→ **SOURCE MATERIAL**

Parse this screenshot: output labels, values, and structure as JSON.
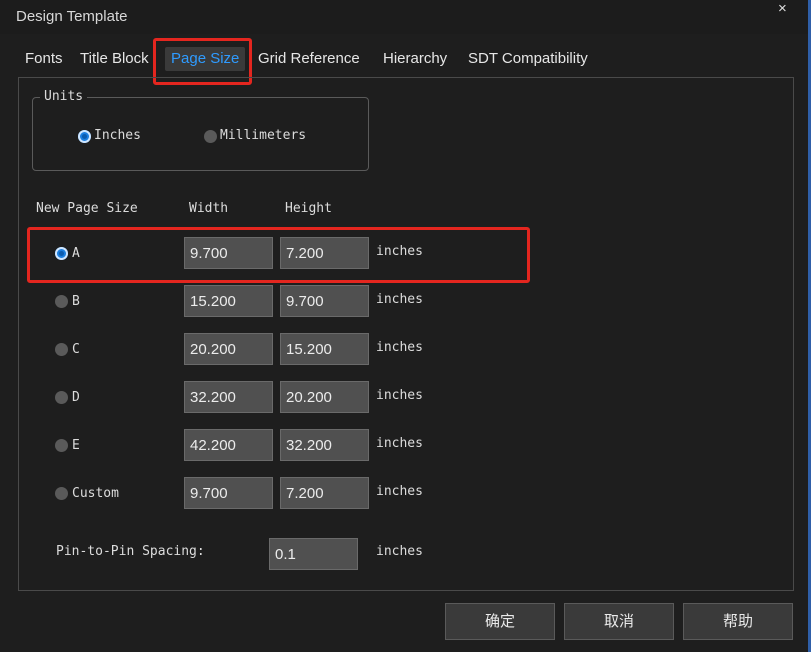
{
  "window": {
    "title": "Design Template",
    "close_glyph": "×"
  },
  "tabs": [
    {
      "label": "Fonts"
    },
    {
      "label": "Title Block"
    },
    {
      "label": "Page Size",
      "active": true
    },
    {
      "label": "Grid Reference"
    },
    {
      "label": "Hierarchy"
    },
    {
      "label": "SDT Compatibility"
    }
  ],
  "units": {
    "legend": "Units",
    "options": [
      {
        "label": "Inches",
        "selected": true
      },
      {
        "label": "Millimeters",
        "selected": false
      }
    ]
  },
  "table": {
    "headers": {
      "size": "New Page Size",
      "width": "Width",
      "height": "Height"
    },
    "rows": [
      {
        "label": "A",
        "width": "9.700",
        "height": "7.200",
        "unit": "inches",
        "selected": true
      },
      {
        "label": "B",
        "width": "15.200",
        "height": "9.700",
        "unit": "inches",
        "selected": false
      },
      {
        "label": "C",
        "width": "20.200",
        "height": "15.200",
        "unit": "inches",
        "selected": false
      },
      {
        "label": "D",
        "width": "32.200",
        "height": "20.200",
        "unit": "inches",
        "selected": false
      },
      {
        "label": "E",
        "width": "42.200",
        "height": "32.200",
        "unit": "inches",
        "selected": false
      },
      {
        "label": "Custom",
        "width": "9.700",
        "height": "7.200",
        "unit": "inches",
        "selected": false
      }
    ]
  },
  "spacing": {
    "label": "Pin-to-Pin Spacing:",
    "value": "0.1",
    "unit": "inches"
  },
  "buttons": {
    "ok": "确定",
    "cancel": "取消",
    "help": "帮助"
  },
  "colors": {
    "accent": "#2f9bff",
    "highlight": "#e4261f",
    "background": "#1e1e1e"
  }
}
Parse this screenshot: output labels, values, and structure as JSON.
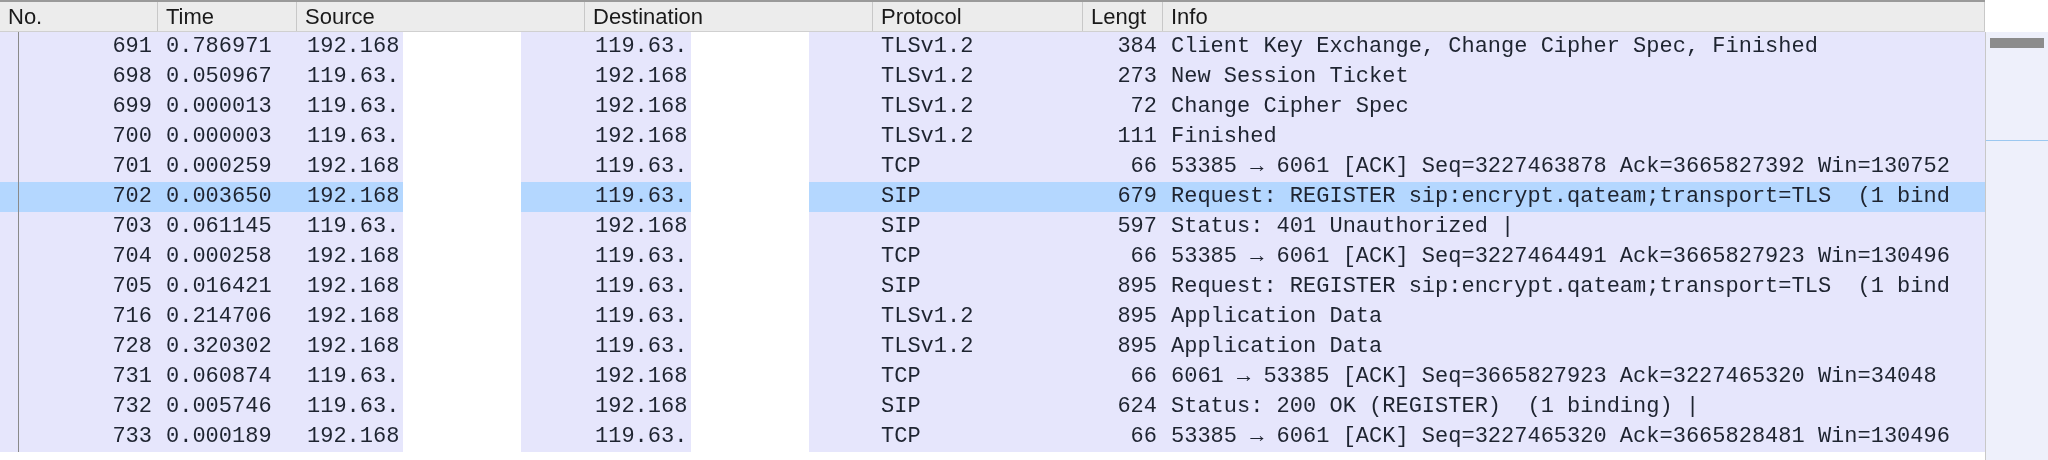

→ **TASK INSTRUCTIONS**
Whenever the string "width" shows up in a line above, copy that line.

→ **RESPONSE**
      "width": "Width",
        "width": "9.700",
        "width": "15.200",
        "width": "20.200",
        "width": "32.200",
        "width": "42.200",
        "width": "9.700",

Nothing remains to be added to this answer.